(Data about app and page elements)
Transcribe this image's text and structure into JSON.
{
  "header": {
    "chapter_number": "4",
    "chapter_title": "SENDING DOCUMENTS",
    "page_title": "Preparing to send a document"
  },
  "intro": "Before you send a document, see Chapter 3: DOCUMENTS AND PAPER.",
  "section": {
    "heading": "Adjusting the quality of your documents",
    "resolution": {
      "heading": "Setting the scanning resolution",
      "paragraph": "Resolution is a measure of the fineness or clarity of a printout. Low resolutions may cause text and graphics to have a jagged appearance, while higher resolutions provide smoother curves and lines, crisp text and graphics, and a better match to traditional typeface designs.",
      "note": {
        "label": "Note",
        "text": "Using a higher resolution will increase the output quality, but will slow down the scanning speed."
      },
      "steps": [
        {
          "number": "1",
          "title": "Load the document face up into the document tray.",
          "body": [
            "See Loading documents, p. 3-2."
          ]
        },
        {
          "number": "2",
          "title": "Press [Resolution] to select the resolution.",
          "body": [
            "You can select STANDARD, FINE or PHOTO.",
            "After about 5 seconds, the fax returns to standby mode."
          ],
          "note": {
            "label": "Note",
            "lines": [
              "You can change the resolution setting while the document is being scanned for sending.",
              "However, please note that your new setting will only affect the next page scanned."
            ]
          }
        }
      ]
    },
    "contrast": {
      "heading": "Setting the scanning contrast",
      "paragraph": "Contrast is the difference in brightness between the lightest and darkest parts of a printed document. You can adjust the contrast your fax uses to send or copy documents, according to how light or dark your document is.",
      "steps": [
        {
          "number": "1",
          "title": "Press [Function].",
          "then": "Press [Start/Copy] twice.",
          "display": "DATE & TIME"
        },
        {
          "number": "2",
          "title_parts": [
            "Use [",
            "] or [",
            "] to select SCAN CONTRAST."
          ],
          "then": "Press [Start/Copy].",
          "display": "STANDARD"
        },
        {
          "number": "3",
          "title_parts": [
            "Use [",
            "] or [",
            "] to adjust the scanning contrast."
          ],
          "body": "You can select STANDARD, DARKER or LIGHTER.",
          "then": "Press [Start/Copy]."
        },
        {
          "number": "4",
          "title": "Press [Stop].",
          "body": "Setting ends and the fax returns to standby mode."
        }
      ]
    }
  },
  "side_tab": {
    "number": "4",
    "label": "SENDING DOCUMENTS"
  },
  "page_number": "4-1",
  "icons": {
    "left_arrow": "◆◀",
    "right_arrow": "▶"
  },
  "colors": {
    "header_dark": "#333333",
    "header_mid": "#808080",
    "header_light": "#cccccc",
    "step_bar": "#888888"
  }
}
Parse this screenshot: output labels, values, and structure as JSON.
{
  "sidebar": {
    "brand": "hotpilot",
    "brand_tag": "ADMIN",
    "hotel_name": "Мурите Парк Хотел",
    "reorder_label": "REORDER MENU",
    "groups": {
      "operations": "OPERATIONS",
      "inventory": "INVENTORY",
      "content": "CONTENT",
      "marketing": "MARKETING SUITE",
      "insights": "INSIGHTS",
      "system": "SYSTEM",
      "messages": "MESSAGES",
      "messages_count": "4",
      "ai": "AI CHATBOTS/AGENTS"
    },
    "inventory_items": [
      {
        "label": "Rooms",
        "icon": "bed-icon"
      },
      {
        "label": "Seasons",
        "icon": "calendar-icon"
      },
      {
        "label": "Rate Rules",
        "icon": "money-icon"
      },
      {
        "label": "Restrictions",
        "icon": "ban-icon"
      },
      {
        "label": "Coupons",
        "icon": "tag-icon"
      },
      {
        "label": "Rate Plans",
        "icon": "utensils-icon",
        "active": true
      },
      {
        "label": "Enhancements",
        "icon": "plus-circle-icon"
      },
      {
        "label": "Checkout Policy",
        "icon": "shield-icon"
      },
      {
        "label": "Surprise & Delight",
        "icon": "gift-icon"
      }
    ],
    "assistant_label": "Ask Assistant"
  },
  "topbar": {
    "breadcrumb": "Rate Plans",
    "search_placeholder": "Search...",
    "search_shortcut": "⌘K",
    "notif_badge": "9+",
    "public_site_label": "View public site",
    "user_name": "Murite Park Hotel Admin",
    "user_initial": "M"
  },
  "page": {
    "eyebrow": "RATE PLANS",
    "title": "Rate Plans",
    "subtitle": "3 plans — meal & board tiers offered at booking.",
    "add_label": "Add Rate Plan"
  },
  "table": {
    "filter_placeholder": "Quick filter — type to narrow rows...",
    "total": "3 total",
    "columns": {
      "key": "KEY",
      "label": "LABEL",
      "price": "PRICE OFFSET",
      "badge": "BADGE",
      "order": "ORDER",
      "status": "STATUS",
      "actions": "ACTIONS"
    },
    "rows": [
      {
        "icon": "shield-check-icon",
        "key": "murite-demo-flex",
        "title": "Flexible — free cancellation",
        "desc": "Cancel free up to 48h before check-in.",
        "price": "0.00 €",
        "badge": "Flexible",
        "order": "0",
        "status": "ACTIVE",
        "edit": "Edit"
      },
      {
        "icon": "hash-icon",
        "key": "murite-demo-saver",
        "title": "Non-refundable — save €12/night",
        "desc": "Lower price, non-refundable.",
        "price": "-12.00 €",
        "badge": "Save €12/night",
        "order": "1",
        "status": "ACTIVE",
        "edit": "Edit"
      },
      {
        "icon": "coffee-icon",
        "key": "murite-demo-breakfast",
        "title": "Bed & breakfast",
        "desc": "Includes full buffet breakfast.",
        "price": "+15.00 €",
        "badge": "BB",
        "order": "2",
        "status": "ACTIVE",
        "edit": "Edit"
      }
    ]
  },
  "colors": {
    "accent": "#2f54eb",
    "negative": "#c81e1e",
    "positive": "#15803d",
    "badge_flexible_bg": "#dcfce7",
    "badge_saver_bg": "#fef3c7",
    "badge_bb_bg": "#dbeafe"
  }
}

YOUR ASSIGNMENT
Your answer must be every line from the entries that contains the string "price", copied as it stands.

TASK SOLUTION
      "price": "PRICE OFFSET",
        "price": "0.00 €",
        "desc": "Lower price, non-refundable.",
        "price": "-12.00 €",
        "price": "+15.00 €",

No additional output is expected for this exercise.